Life is hard

No matter who you are, at some point in time, things will get pointier. Illness, trauma, transition, loss can be debilitating. But unexpected awfulness can also lead to recovery and build resiliency. And often the difference between the two lies in our ability to find meaning, purpose, and connection.

Spiritual care can help with that. It’s why the State of Victoria now recognises spiritual care as an ‘allied health’ offering found to bring about better mental and physical health outcomes. Unfortunately, for people who don’t identify as religious, accessing spiritual care can be problematic.

For many, it’s because they don’t have a faith community to turn to for support. For others it’s a fear of evangelism that makes spiritual care difficult to receive. And for some, it’s caused by having experienced shame or abuse by religion.

That’s where we come in.

We’re the Secular Spiritual Care Network (SSCN), an emerging community of qualified support people dedicated to companioning Australians through difficult times in a way that is religiously neutral, person-centred and evidence-based.

Suffering is part of being human. Suffering alone doesn’t have to be.

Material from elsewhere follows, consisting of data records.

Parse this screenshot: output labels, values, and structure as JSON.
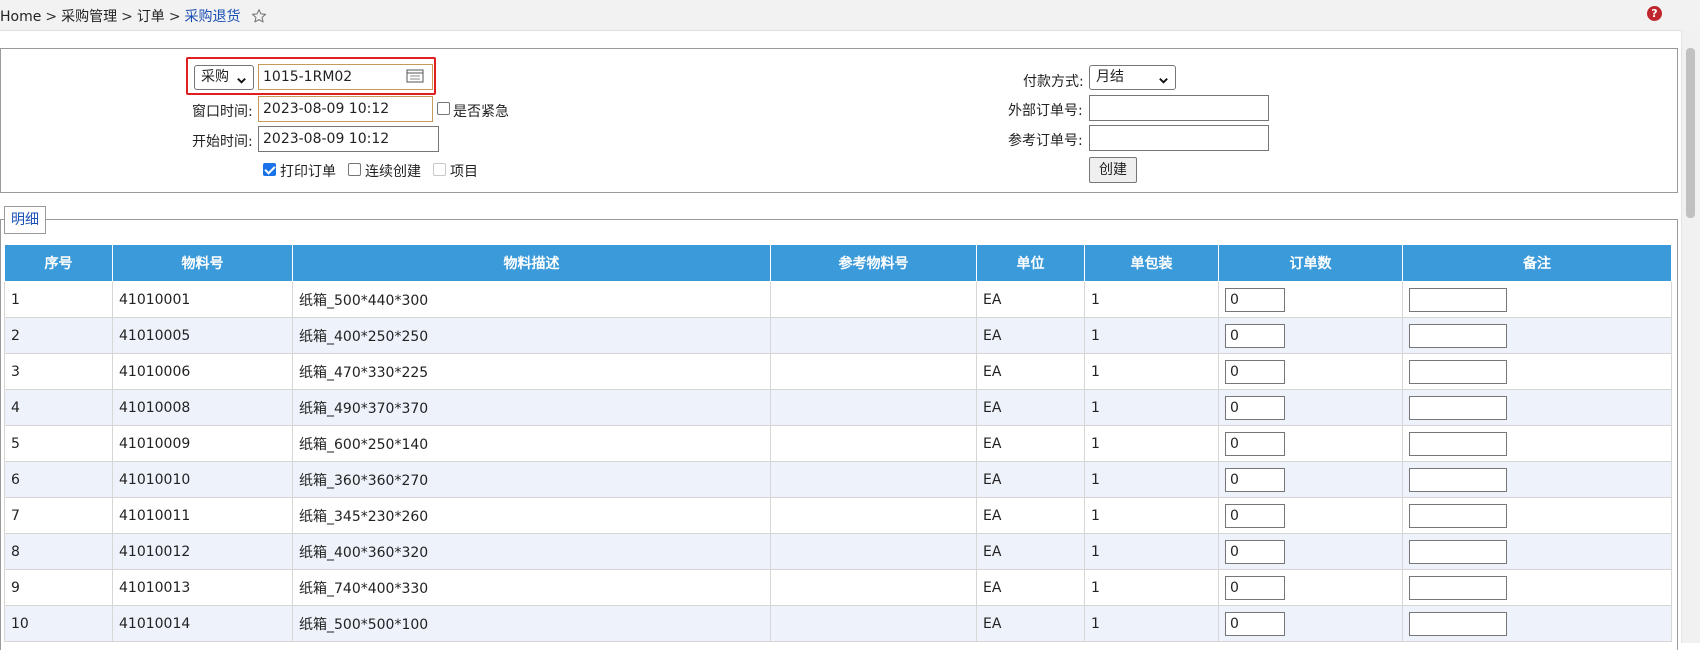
{
  "breadcrumb": {
    "items": [
      "Home",
      "采购管理",
      "订单"
    ],
    "current": "采购退货",
    "separator": ">"
  },
  "form": {
    "type_select": "采购",
    "order_code": "1015-1RM02",
    "window_time_label": "窗口时间:",
    "window_time_value": "2023-08-09 10:12",
    "urgent_label": "是否紧急",
    "start_time_label": "开始时间:",
    "start_time_value": "2023-08-09 10:12",
    "print_order_label": "打印订单",
    "continuous_create_label": "连续创建",
    "project_label": "项目",
    "payment_label": "付款方式:",
    "payment_value": "月结",
    "external_order_label": "外部订单号:",
    "reference_order_label": "参考订单号:",
    "create_button": "创建"
  },
  "detail": {
    "tab_label": "明细",
    "columns": [
      "序号",
      "物料号",
      "物料描述",
      "参考物料号",
      "单位",
      "单包装",
      "订单数",
      "备注"
    ],
    "rows": [
      {
        "no": "1",
        "material": "41010001",
        "desc": "纸箱_500*440*300",
        "ref": "",
        "unit": "EA",
        "pack": "1",
        "qty": "0"
      },
      {
        "no": "2",
        "material": "41010005",
        "desc": "纸箱_400*250*250",
        "ref": "",
        "unit": "EA",
        "pack": "1",
        "qty": "0"
      },
      {
        "no": "3",
        "material": "41010006",
        "desc": "纸箱_470*330*225",
        "ref": "",
        "unit": "EA",
        "pack": "1",
        "qty": "0"
      },
      {
        "no": "4",
        "material": "41010008",
        "desc": "纸箱_490*370*370",
        "ref": "",
        "unit": "EA",
        "pack": "1",
        "qty": "0"
      },
      {
        "no": "5",
        "material": "41010009",
        "desc": "纸箱_600*250*140",
        "ref": "",
        "unit": "EA",
        "pack": "1",
        "qty": "0"
      },
      {
        "no": "6",
        "material": "41010010",
        "desc": "纸箱_360*360*270",
        "ref": "",
        "unit": "EA",
        "pack": "1",
        "qty": "0"
      },
      {
        "no": "7",
        "material": "41010011",
        "desc": "纸箱_345*230*260",
        "ref": "",
        "unit": "EA",
        "pack": "1",
        "qty": "0"
      },
      {
        "no": "8",
        "material": "41010012",
        "desc": "纸箱_400*360*320",
        "ref": "",
        "unit": "EA",
        "pack": "1",
        "qty": "0"
      },
      {
        "no": "9",
        "material": "41010013",
        "desc": "纸箱_740*400*330",
        "ref": "",
        "unit": "EA",
        "pack": "1",
        "qty": "0"
      },
      {
        "no": "10",
        "material": "41010014",
        "desc": "纸箱_500*500*100",
        "ref": "",
        "unit": "EA",
        "pack": "1",
        "qty": "0"
      }
    ]
  },
  "colors": {
    "header_bg": "#3b9ad9",
    "alt_row_bg": "#eef3fb",
    "highlight_border": "#e02020",
    "link": "#1a4fb5"
  },
  "icons": {
    "star": "star-outline-icon",
    "help": "help-icon",
    "calendar": "calendar-icon"
  }
}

The secular is a thing that makes space for beliefs as they engage with the facts of the world as we see them. It is a meeting place and as such requires people with different belief systems to engage with each other. I do not hold with the idea that secular space is an anti-religious space. In its imagination, the secular is a profoundly democratic project. A space where people with all kinds of different points of view can engage in a project of meeting that seeks to deliberately undo supremacist and dominant styles of power, and instead seeks to engage in a project that meets the world right here, right now. That requires courage and truth and belief in all kinds of things and the capacity for those beliefs to have a serious, intelligent conversation without freaking out.

Pádraig Ó Tuama, from a public lecture at Stirling Theological College

Early in my stay in the hospital I was approached by a guy who offered me his ‘time’ if I wanted to talk about my experience. He said he was there to support people who ticked the ‘no religion’ box. But what did he want? What was he selling? To my great surprise and relief, the answer was nothing. He came to me with no agenda. He listened, we shared experiences, and he provided a ‘sounding board’ for all that was swirling through my mind. What he gave me was human connection.

John Davey, former patient and Secular Spiritual Care Network, Advisory Board Member